Yes, again, I ate this stuff, too. First it started building stong bodies 6 ways, then 12; I don't remember an intermediate 8.And with the crust cut off, of course, too. I never ate a salad until after college, and then I started on iceberg lettuce drowned under roquefort dressing. Maybe my childhood diet has something to do with my always having colon polyps the gastroenterologist cuts out on each successive colonoscopy, starting back from around age 50 years? My "diet" (not in a lose-weight sense) was a disaster. Canned peas and canned corn. I did always like liver, and prune juice (not whole prunes!!!), and beets (but they were canned, too). Sealtest ice cream. Frosted Flakes (Tony the Tiger says: "They'r Grrrrreat!"). Donuts! Potato chips! Candy, like: Tootsie Rolls, for God's sake! No whole grain anything, except probably occasional rye bread with seeds when we would visit my Polish peasant grandmother from "the old country" (she actually could read and write).

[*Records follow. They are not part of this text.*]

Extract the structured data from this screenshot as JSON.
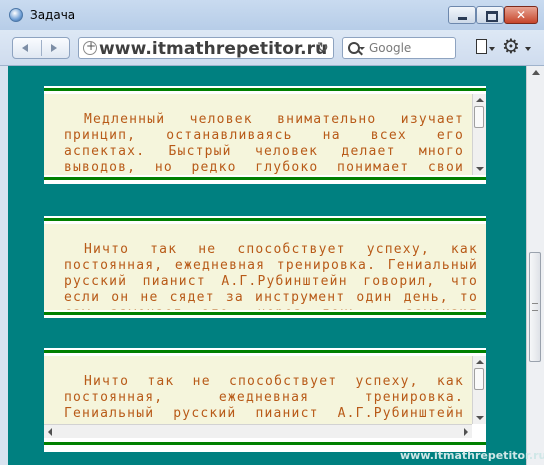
{
  "window": {
    "title": "Задача"
  },
  "toolbar": {
    "url": "www.itmathrepetitor.ru",
    "search_placeholder": "Google"
  },
  "boxes": [
    {
      "text": "Медленный человек внимательно изучает принцип, останавливаясь на всех его аспектах. Быстрый человек делает много выводов, но редко глубоко понимает свои ошибки. Тот, кто бежит за всем, ничего не видит."
    },
    {
      "text": "Ничто так не способствует успеху, как постоянная, ежедневная тренировка. Гениальный русский пианист А.Г.Рубинштейн говорил, что если он не сядет за инструмент один день, то сам замечает это, через день — замечают друзья."
    },
    {
      "text": "Ничто так не способствует успеху, как постоянная, ежедневная тренировка. Гениальный русский пианист А.Г.Рубинштейн говорил, что если он не сядет за инструмент один день, то сам замечает это."
    }
  ],
  "watermark": "www.itmathrepetitor.ru"
}
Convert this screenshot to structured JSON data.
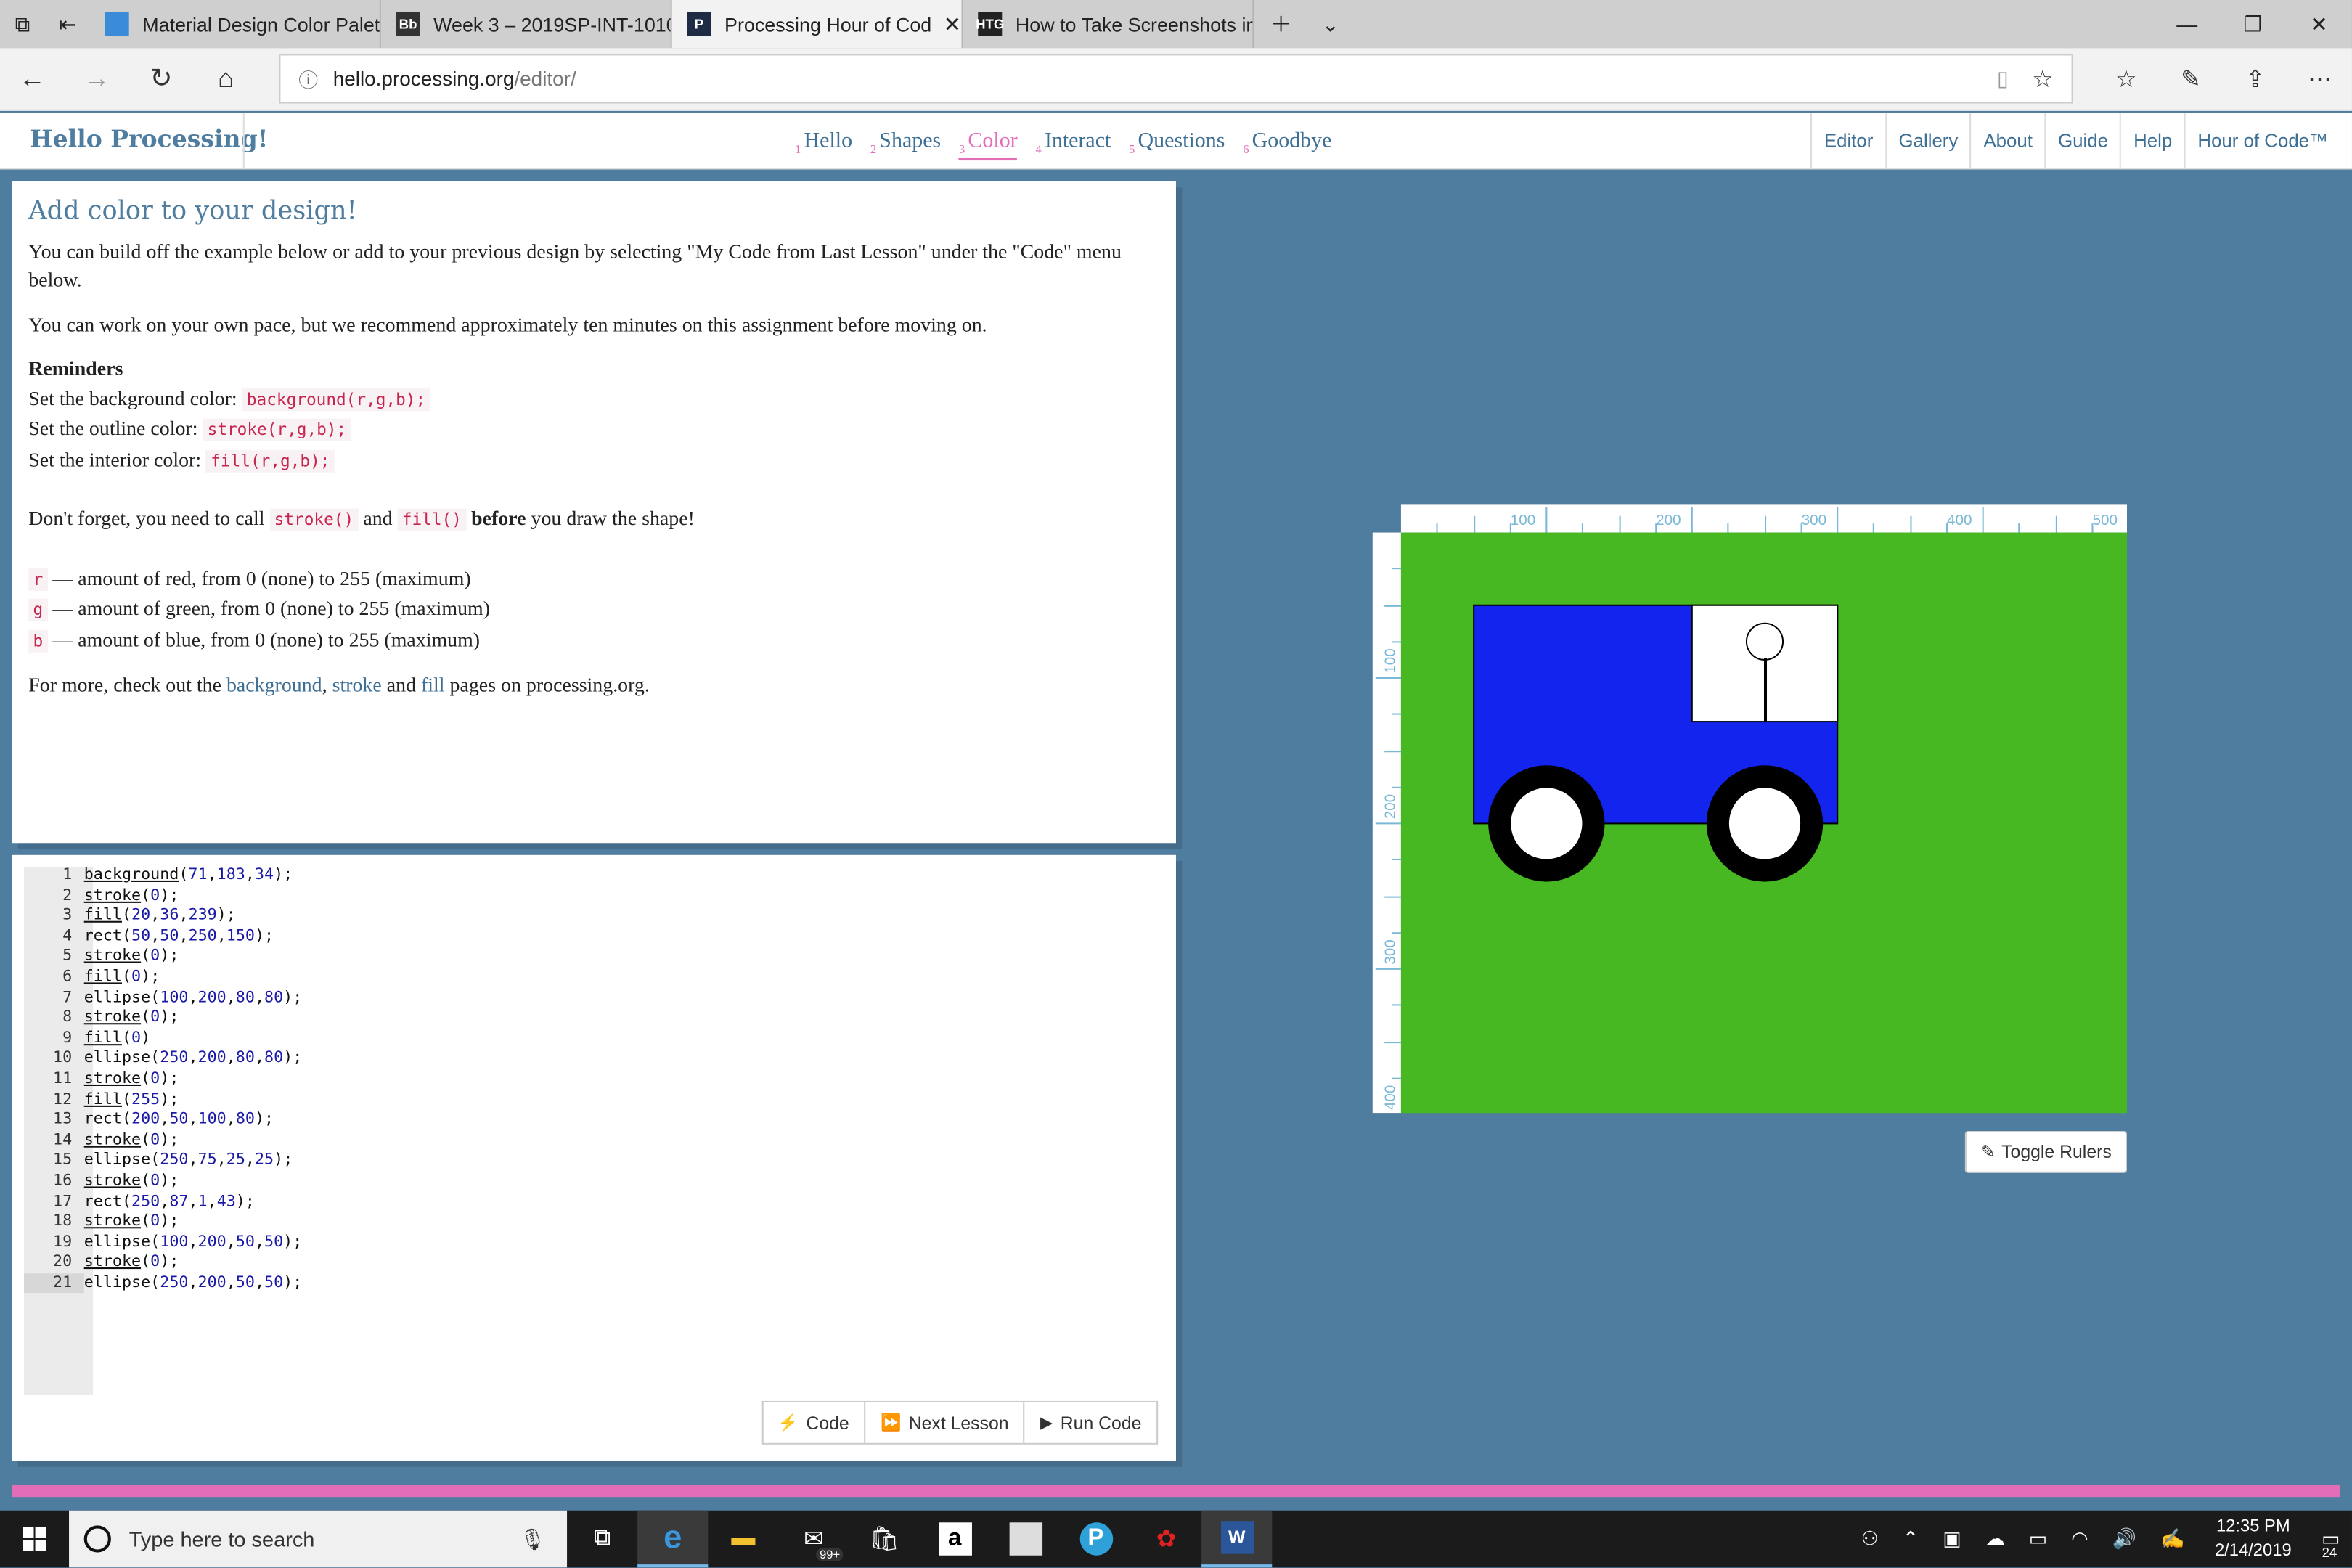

To end on a somewhat positive note. My maternal grandparents who probably did not have a high school education subscribed to The Reader's Digest. Once I actually looked inside an issue. There was an article condensed form The Atlantic. The magazine was not really all bad; maybe better than some (many?) of my prep school books? What the Dickens? Maybe it's like Margaret Keane's "big eyes" paintings. I used to think they were just the kind of hack crap "real oil paintings" by low wage seascape scene painters you can buy for $25 and that populate the hall walls of 2nd rate office buildings or decorate the living room wall over the fireplace in Levittowners' tract houses.... But Ms. Keane turns out to have had severe eye trouble as a child and that's were the big eyes come from. Some of her stuff is not all that bad (see right) -- certainly better than Jean Francois Millet "The Angelus" and "The Gleaners" which, for some reason or lack of same which I forget, was "art" we got in elementary school. But, who knows, maybe Millet was trying to say something more than that it's [sentimentally] good to be pious, too? "The earth has become small, and on it hops the Last Man, who makes everything small." (Friedrich Nietzsche)
It may or may not come as a surprise that right across the street from the Reader's Digest headquarters building (which, of course is not located in the town of Pleasantville), is a house with a clear view of the Headquarters building, which the owners of the agazine build for one of their relatives. It is a small, but authentitic Palladian house, not just a schlock American MacHouse with a Palladian window. Sometimes the people who produce consumer goods for the masses to consume do have better taste which they do not advertise. I spotted this house immediately, but then I had decades of elitist humanistic education / cultural self-formation, unlike most of the upscale Westchester people who drive by it who probably just think the house is too close to the road (which it is, these days) if they notice it at all or whatever.